Works Cited

Anastasios A. Tsonis, Kyle L. Swanson, and Paul J. Roebber. 2006. What do networks have to do with climate? Bulletin of the American Meteorological Society 87, 5 (May 2006), 585–596.

Chavi Srivastava, Shyamli Singh, and Amit Prakash Singh. 2018. Estimation of Air Pollution in Delhi Using Machine Learning Techniques. In 2018 International Conference on Computing, Power and Communication Technologies (GUCON). IEEE, 304–309.

Colin Bellinger, Mohomed Shazan Mohomed Jabbar, Osmar Zaïane, and Alvaro Osornio-Vargas. 2017. A systematic review of data mining and machine learning for air pollution epidemiology. BMC Public Health 17, 1 (Dec 2017), 907.

Dimitrios M. Vlachogiannis, Yanyan Xu, Ling Jin, and Marta C. González. 2021. Correlation networks of air particulate matter (PM2.5): a comparative study. Applied Network Science 6, 1 (Dec 2021), 32.

Girish Agrawal, Dinesh Mohan, and Hifzur Rahman. 2021. Ambient air pollution in selected small cities in India: Observed trends and future challenges. IATSS Research 45, 1 (Apr 2021), 19–30.

IQAir. 2021. 2020 World Air Quality Report. Yamasaki, A. Gozolchiani, and S. Havlin. 2008. Climate Networks around the Globe are Significantly Affected by El Niño.
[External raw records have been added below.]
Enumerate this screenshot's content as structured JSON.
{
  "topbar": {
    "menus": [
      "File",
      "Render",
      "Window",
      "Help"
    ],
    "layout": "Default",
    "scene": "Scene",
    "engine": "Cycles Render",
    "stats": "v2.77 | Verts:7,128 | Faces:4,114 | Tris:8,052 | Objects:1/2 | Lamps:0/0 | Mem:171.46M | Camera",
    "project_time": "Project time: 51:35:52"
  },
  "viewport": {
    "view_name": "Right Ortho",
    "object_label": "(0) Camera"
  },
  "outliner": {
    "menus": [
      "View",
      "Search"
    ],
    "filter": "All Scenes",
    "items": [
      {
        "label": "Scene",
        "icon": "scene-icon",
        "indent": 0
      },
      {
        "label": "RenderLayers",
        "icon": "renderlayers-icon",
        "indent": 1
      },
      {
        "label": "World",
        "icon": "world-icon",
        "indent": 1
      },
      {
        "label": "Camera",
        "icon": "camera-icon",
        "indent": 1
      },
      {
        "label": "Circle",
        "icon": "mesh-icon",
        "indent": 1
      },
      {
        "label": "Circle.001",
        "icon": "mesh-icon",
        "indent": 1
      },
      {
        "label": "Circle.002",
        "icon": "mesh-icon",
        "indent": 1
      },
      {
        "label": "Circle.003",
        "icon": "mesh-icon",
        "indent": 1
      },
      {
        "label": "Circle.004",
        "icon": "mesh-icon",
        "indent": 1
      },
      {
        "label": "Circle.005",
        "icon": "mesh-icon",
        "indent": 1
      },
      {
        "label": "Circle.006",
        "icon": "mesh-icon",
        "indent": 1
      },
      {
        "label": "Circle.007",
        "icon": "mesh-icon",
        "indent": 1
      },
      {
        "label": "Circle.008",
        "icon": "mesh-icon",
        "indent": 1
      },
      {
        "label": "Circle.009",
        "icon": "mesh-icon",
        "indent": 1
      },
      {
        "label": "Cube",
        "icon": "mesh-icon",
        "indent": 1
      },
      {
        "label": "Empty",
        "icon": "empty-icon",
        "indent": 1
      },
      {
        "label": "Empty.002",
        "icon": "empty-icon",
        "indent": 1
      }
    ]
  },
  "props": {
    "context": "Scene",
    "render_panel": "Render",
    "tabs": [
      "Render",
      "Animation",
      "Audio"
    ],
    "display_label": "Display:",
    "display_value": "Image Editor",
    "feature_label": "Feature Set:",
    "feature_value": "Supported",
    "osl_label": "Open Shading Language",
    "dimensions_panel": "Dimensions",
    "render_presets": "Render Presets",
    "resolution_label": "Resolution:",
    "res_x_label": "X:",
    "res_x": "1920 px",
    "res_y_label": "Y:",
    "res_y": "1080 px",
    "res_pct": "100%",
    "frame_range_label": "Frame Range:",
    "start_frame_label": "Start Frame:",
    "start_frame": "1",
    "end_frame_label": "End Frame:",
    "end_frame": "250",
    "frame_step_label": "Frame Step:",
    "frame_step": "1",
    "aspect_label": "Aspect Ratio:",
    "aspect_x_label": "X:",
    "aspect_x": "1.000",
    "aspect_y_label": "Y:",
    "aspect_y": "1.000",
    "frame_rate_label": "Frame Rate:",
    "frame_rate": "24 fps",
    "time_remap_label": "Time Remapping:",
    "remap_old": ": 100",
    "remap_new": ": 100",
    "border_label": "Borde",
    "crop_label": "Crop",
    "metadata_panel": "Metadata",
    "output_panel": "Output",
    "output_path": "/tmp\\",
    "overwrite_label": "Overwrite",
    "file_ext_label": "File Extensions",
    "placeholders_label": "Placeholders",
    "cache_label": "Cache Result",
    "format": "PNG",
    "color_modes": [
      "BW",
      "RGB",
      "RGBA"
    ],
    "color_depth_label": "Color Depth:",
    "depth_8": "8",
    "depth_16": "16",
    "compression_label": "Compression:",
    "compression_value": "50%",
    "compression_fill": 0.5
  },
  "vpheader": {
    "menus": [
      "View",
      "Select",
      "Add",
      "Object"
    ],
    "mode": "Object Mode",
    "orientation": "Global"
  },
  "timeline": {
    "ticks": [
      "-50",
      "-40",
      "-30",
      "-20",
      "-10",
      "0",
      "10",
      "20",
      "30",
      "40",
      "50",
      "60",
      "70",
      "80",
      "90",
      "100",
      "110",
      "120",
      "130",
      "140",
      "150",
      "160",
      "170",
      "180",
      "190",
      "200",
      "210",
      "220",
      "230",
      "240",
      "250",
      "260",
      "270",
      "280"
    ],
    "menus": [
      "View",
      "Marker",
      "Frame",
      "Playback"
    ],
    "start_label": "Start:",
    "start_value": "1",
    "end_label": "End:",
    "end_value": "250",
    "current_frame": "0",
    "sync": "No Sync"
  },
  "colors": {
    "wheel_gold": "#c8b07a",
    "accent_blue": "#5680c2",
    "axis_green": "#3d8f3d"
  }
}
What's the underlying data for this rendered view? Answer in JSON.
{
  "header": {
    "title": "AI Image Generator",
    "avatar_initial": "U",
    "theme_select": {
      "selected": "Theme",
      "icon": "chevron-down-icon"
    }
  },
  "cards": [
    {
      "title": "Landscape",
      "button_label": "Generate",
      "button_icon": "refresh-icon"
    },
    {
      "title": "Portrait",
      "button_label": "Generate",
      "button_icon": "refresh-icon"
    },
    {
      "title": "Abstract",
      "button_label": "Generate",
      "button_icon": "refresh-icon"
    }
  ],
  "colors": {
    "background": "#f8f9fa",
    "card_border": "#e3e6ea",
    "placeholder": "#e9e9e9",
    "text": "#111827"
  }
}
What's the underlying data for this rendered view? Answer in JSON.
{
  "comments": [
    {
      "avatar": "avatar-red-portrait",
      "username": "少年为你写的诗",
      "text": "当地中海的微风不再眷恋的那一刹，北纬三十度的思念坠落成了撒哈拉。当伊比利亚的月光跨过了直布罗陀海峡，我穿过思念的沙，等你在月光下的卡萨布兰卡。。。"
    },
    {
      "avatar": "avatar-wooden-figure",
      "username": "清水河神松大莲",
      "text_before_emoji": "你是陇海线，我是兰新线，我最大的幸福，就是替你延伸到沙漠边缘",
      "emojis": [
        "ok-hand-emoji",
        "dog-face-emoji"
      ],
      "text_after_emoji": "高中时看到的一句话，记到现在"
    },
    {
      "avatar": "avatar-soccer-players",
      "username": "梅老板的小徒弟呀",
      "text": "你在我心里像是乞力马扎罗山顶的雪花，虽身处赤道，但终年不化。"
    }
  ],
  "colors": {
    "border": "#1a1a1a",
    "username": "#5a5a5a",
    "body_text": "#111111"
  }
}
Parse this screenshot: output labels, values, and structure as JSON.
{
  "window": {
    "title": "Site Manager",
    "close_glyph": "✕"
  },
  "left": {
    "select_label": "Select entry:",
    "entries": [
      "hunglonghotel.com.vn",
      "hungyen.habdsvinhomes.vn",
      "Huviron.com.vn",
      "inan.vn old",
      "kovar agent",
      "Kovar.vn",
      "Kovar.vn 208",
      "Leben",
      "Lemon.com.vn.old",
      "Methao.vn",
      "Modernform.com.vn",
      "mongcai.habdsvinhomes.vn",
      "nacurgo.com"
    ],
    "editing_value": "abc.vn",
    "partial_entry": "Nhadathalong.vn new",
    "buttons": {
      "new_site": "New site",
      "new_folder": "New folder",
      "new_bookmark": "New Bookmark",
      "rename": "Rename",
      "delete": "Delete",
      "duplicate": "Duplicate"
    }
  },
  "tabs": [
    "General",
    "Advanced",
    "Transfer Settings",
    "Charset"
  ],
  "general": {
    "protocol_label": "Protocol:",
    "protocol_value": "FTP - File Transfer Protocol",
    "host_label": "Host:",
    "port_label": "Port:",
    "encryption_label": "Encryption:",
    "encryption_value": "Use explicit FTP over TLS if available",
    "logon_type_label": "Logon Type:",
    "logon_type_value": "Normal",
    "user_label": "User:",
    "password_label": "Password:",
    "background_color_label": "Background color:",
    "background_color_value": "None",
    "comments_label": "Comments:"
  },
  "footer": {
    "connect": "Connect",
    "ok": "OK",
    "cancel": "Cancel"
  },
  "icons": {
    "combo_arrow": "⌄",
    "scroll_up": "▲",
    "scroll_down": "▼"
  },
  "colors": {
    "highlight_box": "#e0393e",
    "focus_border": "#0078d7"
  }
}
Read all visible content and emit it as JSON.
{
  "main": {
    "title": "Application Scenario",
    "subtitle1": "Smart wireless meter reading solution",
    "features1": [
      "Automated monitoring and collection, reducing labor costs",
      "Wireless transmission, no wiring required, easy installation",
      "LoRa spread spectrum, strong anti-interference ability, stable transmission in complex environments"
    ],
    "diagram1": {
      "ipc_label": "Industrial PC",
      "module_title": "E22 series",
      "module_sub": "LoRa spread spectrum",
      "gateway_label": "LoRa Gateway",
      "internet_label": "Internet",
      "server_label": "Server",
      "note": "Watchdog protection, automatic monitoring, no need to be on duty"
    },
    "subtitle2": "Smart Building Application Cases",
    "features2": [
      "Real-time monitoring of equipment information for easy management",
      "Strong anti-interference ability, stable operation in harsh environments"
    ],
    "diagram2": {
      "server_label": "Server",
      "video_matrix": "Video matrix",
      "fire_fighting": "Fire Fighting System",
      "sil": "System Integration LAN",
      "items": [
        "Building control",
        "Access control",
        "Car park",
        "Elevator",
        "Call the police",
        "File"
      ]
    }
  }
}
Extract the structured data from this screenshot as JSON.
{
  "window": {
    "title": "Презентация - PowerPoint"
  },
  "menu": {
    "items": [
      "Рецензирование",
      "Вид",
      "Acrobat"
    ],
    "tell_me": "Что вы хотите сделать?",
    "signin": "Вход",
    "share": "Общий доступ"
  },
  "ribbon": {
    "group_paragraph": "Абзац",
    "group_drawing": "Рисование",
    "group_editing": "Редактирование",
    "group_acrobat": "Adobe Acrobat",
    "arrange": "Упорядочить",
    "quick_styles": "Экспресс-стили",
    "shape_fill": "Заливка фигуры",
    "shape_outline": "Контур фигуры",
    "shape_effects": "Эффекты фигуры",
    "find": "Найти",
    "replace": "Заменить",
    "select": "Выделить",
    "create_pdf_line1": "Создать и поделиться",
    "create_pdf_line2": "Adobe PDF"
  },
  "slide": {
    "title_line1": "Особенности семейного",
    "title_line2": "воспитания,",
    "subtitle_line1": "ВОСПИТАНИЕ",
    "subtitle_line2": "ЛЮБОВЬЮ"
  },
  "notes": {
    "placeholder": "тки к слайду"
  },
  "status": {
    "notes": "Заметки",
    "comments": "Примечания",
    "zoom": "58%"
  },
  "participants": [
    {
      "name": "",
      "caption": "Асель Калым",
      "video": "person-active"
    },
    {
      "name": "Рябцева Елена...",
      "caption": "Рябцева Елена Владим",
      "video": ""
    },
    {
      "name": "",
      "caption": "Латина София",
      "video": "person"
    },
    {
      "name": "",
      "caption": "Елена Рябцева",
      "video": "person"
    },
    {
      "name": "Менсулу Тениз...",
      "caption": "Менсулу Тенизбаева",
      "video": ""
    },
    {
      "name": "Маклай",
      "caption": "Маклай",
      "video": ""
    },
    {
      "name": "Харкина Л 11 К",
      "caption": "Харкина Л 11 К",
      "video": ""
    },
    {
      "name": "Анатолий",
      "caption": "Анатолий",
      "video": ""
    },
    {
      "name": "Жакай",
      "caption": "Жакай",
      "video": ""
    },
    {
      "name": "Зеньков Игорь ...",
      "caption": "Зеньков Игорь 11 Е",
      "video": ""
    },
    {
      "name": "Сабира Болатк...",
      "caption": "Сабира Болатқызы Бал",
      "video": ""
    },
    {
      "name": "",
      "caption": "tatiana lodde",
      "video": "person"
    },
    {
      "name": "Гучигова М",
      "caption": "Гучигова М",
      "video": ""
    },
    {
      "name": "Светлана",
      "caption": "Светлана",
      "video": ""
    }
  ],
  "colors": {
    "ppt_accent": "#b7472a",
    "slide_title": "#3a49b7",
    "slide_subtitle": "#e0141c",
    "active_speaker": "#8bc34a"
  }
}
Physical Review Letters 100, 22 (Jun 2008), 228501.

Mahmoud Delavar, Amin Gholami, Gholam Shiran, Yousef Rashidi, Gholam Nakhaeizadeh, Kurt Fedra, and Smaeil Hatefi Afshar. 2019. A Novel Method for Improving Air Pollution Prediction Based on Machine Learning Approaches: A Case Study Applied to the Capital City of Tehran. ISPRS International Journal of Geo-Information 8, 2 (Feb 2019), 99.

Michael Greenstone, Janhavi Nilekani, Rohini Pande, Nicholas Ryan, Anant Sudarshan, and Anish Sugathan. 2015. Lower Pollution, Longer Lives: Life Expectancy Gains if India Reduced Particulate Matter Pollution. Economic and Political Weekly 50, 8 (2015), 40–46.

SJS Kamyotra, D Saha, SK Tyagi, AK Sen, RC Srivastava, and A Pathak. 2011. Guidelines for the Measurement of Ambient Air Pollutants.

Stephen S Lim et. al. 2012. A comparative risk assessment of burden of disease and injury attributable to 67 risk factors and risk factor clusters in 21 regions, 1990–2010: a systematic analysis for the Global Burden of Disease Study 2010. The Lancet 380, 9859 (Dec 2012), 2224–2260.

Xia Xi, Zhao Wei, Rui Xiaoguang, Wang Yijie, Bai Xinxin, Yin Wenjun, and Don Jin. 2015. A comprehensive evaluation of air pollution prediction improvement by a machine learning method. In 2015 IEEE International Conference on Service Operations And Logistics, And Informatics (SOLI). IEEE, 176–181.

Yue-Hua Dai and Wei-Xing Zhou. 2017. Temporal and spatial correlation patterns of air pollutants in Chinese cities. PLOS ONE 12, 8 (Aug 2017), e0182724.

Yufang Wang, Haiyan Wang, Shuhua Chang, and Maoxing Liu. 2017. Higher-order network analysis of fine particulate matter (PM 2.5) transport in China at city level. Scientific Reports 7, 1 (Dec 2017), 13236.

The author


Arya Maheshwari, 2025 is from Los Altos, CA and plans on majoring in either Mathematics or Computer Science. On campus, he is a part of the Naacho Dance Company and the Club Badminton team, and he enjoys pursuing his academic interests outside the classroom through clubs like Princeton ACM and research in quantum computing. In his free time, he is generally either out stargazing, on a walk, or eating comfort food. He wrote this essay as a first-year.

Christina Cho, 2024 is a Religion student also interested in Archaeology and East Asian Studies. She wrote this as a sophomore.